Write out all the data verbatim. Skip images.

** EXERCISE MATERIALS follows **

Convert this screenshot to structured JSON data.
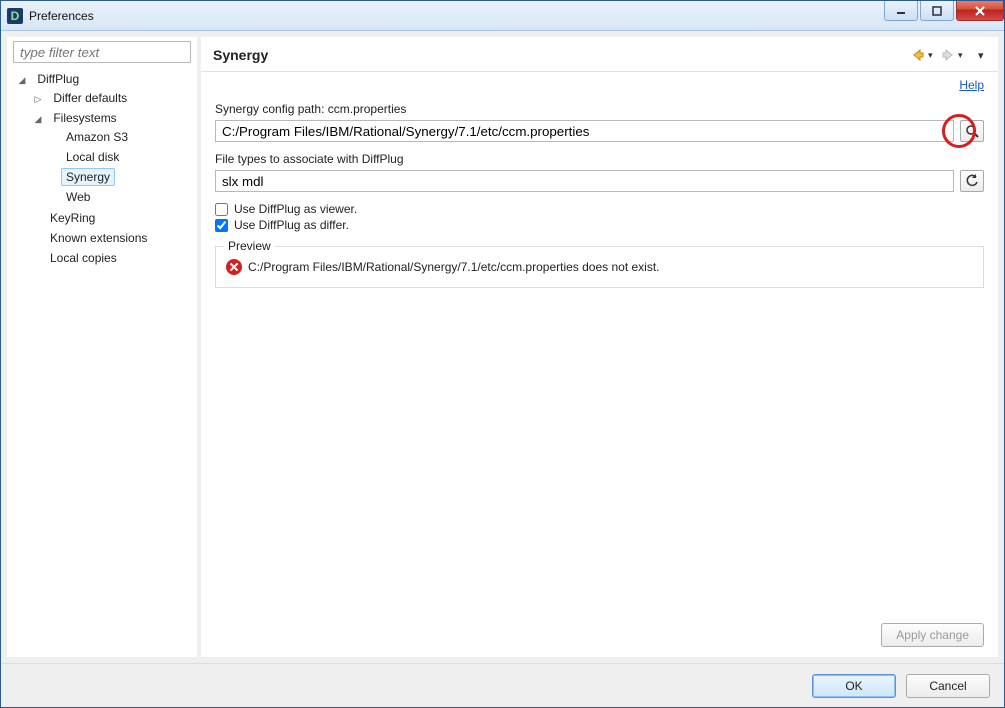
{
  "window": {
    "title": "Preferences"
  },
  "filter": {
    "placeholder": "type filter text"
  },
  "tree": {
    "root": "DiffPlug",
    "items": {
      "differ_defaults": "Differ defaults",
      "filesystems": "Filesystems",
      "amazon_s3": "Amazon S3",
      "local_disk": "Local disk",
      "synergy": "Synergy",
      "web": "Web",
      "keyring": "KeyRing",
      "known_extensions": "Known extensions",
      "local_copies": "Local copies"
    },
    "selected": "synergy"
  },
  "page": {
    "title": "Synergy",
    "help": "Help",
    "config_label": "Synergy config path: ccm.properties",
    "config_value": "C:/Program Files/IBM/Rational/Synergy/7.1/etc/ccm.properties",
    "filetypes_label": "File types to associate with DiffPlug",
    "filetypes_value": "slx mdl",
    "use_viewer_label": "Use DiffPlug as viewer.",
    "use_viewer_checked": false,
    "use_differ_label": "Use DiffPlug as differ.",
    "use_differ_checked": true,
    "preview_legend": "Preview",
    "preview_error": "C:/Program Files/IBM/Rational/Synergy/7.1/etc/ccm.properties does not exist.",
    "apply_label": "Apply change"
  },
  "footer": {
    "ok": "OK",
    "cancel": "Cancel"
  }
}
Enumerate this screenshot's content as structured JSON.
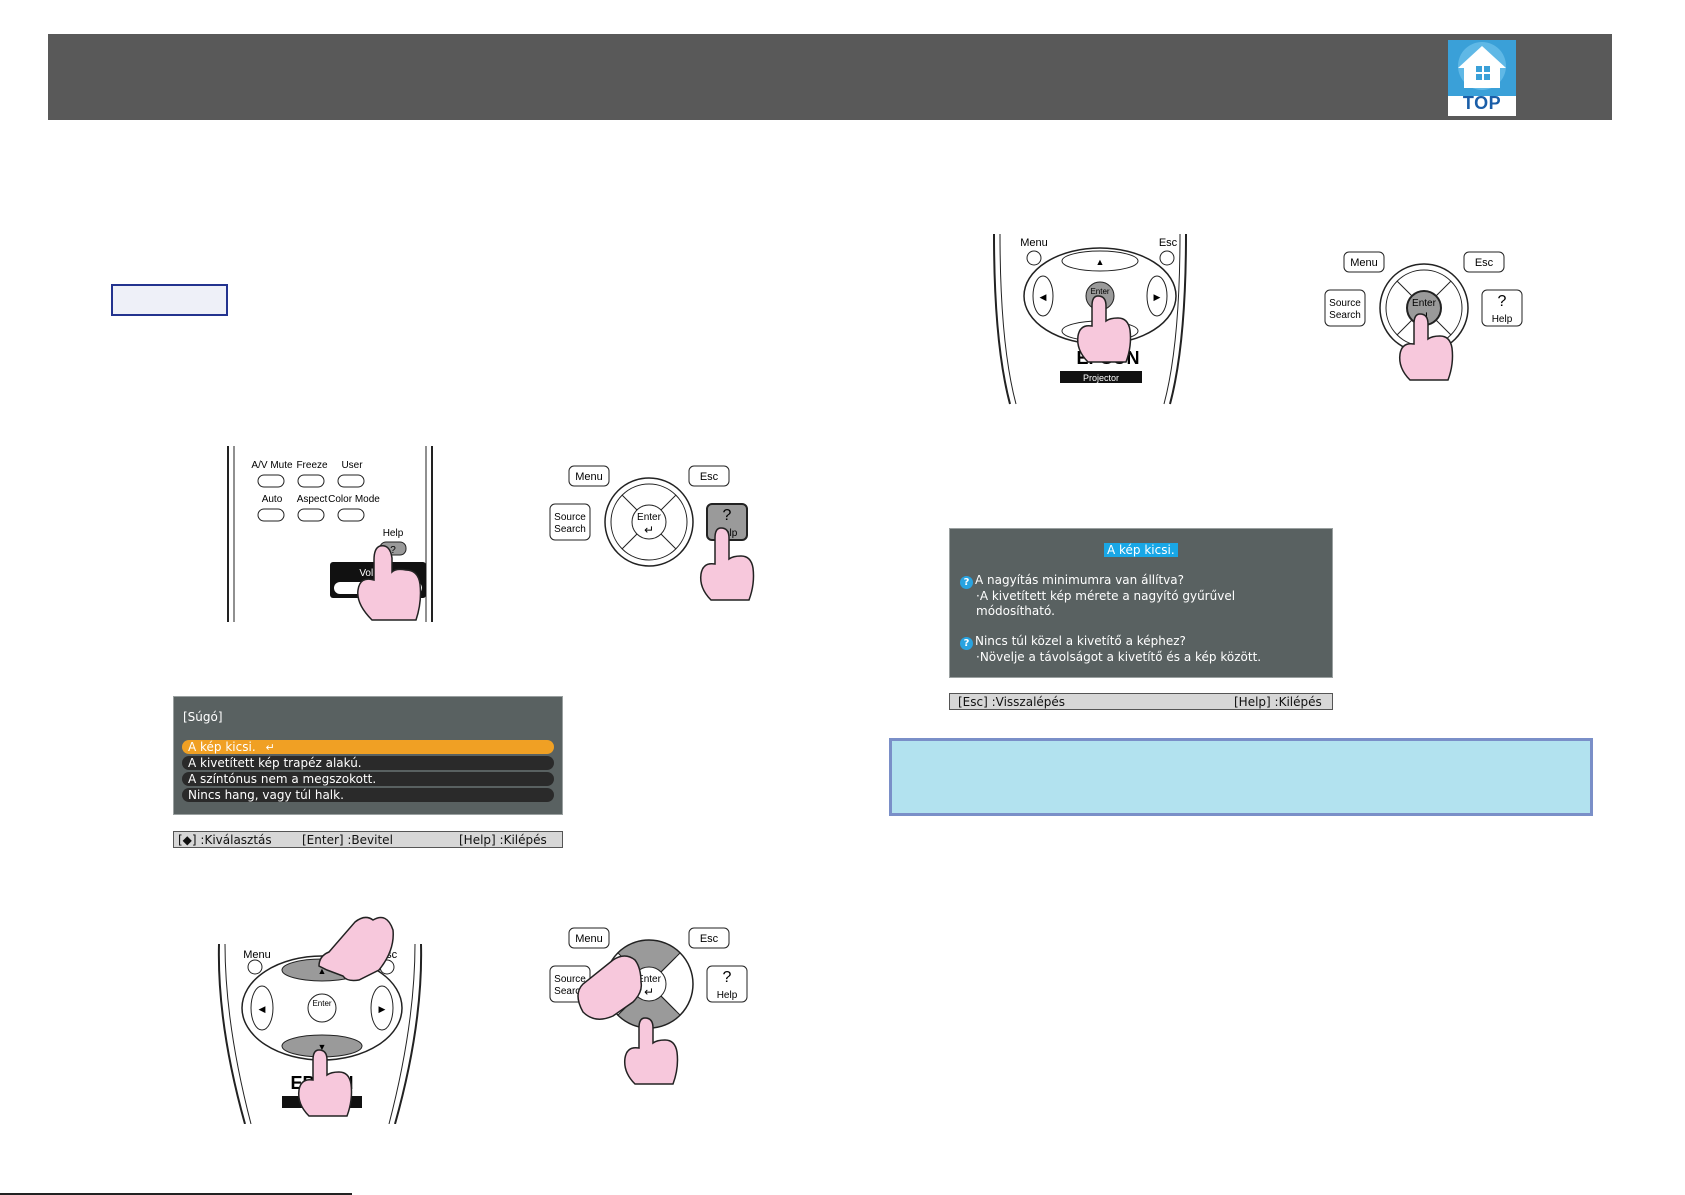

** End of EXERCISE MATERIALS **

## ANSWER SPACE:
Convert this screenshot to structured JSON data.
{
  "window": {
    "title": "Preferences"
  },
  "filter": {
    "placeholder": "type filter text"
  },
  "tree": {
    "root": "DiffPlug",
    "items": {
      "differ_defaults": "Differ defaults",
      "filesystems": "Filesystems",
      "amazon_s3": "Amazon S3",
      "local_disk": "Local disk",
      "synergy": "Synergy",
      "web": "Web",
      "keyring": "KeyRing",
      "known_extensions": "Known extensions",
      "local_copies": "Local copies"
    },
    "selected": "synergy"
  },
  "page": {
    "title": "Synergy",
    "help": "Help",
    "config_label": "Synergy config path: ccm.properties",
    "config_value": "C:/Program Files/IBM/Rational/Synergy/7.1/etc/ccm.properties",
    "filetypes_label": "File types to associate with DiffPlug",
    "filetypes_value": "slx mdl",
    "use_viewer_label": "Use DiffPlug as viewer.",
    "use_viewer_checked": false,
    "use_differ_label": "Use DiffPlug as differ.",
    "use_differ_checked": true,
    "preview_legend": "Preview",
    "preview_error": "C:/Program Files/IBM/Rational/Synergy/7.1/etc/ccm.properties does not exist.",
    "apply_label": "Apply change"
  },
  "footer": {
    "ok": "OK",
    "cancel": "Cancel"
  }
}
Enumerate this screenshot's content as structured JSON.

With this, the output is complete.